* Input data:
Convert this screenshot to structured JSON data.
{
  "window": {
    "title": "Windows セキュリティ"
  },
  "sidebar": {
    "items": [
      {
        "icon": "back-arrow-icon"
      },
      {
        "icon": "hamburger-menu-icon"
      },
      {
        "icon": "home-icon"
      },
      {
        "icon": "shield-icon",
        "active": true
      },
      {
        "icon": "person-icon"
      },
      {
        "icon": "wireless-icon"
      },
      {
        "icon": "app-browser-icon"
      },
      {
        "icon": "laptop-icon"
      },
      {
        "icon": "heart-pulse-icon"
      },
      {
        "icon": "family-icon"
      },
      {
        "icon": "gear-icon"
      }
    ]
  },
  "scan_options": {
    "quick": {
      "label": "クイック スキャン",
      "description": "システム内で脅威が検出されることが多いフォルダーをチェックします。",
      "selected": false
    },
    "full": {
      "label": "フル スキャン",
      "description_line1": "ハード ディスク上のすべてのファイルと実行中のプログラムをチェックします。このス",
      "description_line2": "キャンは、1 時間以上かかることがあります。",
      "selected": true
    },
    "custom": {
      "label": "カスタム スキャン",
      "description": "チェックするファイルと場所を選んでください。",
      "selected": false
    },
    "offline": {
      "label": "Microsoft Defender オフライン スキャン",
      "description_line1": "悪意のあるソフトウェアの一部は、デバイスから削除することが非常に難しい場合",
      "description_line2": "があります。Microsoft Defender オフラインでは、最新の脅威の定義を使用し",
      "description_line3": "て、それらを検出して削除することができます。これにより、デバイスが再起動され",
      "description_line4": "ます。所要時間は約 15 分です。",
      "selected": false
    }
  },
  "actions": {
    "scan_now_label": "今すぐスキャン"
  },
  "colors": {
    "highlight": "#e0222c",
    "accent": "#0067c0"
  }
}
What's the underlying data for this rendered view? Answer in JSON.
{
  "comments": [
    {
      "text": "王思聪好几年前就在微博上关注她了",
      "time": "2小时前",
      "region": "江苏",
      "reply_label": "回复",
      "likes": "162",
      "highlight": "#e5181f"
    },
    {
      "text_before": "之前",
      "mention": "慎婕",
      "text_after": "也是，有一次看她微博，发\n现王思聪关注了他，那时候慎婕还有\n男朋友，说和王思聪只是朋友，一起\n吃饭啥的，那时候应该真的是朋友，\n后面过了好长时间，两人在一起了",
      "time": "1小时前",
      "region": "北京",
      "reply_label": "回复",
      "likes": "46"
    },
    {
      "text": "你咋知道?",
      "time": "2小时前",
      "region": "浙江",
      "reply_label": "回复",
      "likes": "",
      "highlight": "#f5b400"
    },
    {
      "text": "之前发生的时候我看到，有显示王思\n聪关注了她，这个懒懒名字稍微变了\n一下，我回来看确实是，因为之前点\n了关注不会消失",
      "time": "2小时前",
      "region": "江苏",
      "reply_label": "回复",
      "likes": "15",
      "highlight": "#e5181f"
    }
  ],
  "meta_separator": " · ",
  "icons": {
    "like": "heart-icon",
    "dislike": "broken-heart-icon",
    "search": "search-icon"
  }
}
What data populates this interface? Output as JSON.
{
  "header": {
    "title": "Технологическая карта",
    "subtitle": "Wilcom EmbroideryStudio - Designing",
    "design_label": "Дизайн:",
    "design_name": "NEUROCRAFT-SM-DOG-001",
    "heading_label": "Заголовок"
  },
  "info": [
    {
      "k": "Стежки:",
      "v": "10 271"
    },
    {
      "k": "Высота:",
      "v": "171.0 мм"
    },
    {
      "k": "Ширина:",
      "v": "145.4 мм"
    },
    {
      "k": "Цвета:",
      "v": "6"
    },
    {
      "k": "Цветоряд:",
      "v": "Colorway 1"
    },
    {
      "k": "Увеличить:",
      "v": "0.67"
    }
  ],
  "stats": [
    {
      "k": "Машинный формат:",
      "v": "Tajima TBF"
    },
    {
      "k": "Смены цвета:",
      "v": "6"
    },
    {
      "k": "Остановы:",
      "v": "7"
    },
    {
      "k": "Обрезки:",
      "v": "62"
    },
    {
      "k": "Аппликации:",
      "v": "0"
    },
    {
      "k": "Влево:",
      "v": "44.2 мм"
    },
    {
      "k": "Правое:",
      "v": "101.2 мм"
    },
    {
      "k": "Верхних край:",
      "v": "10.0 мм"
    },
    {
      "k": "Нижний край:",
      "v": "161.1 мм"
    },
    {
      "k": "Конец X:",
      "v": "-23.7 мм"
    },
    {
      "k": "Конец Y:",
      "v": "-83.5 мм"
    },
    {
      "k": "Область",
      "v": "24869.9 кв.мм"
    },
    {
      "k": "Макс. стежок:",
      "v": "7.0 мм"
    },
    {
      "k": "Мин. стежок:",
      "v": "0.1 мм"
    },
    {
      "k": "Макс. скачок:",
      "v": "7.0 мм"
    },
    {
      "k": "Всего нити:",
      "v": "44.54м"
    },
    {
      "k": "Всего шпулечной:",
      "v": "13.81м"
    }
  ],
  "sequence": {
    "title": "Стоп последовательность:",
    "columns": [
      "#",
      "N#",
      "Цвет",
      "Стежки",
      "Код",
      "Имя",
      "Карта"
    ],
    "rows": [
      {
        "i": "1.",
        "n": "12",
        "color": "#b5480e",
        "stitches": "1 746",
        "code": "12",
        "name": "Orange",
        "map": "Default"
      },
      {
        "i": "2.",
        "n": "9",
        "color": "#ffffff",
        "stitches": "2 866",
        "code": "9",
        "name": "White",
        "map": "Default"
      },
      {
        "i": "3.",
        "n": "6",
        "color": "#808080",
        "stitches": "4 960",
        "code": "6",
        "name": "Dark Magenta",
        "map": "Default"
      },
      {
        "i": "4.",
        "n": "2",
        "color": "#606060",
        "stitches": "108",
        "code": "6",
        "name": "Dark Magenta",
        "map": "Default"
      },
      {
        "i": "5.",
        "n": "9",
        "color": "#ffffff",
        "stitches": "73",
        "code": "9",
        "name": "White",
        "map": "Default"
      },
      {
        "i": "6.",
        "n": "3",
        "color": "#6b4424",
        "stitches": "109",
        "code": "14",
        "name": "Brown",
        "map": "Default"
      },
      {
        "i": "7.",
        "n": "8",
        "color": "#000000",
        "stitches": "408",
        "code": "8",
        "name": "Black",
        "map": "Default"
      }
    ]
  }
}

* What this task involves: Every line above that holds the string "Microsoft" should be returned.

* Your response:
      "label": "Microsoft Defender オフライン スキャン",
      "description_line2": "があります。Microsoft Defender オフラインでは、最新の脅威の定義を使用し",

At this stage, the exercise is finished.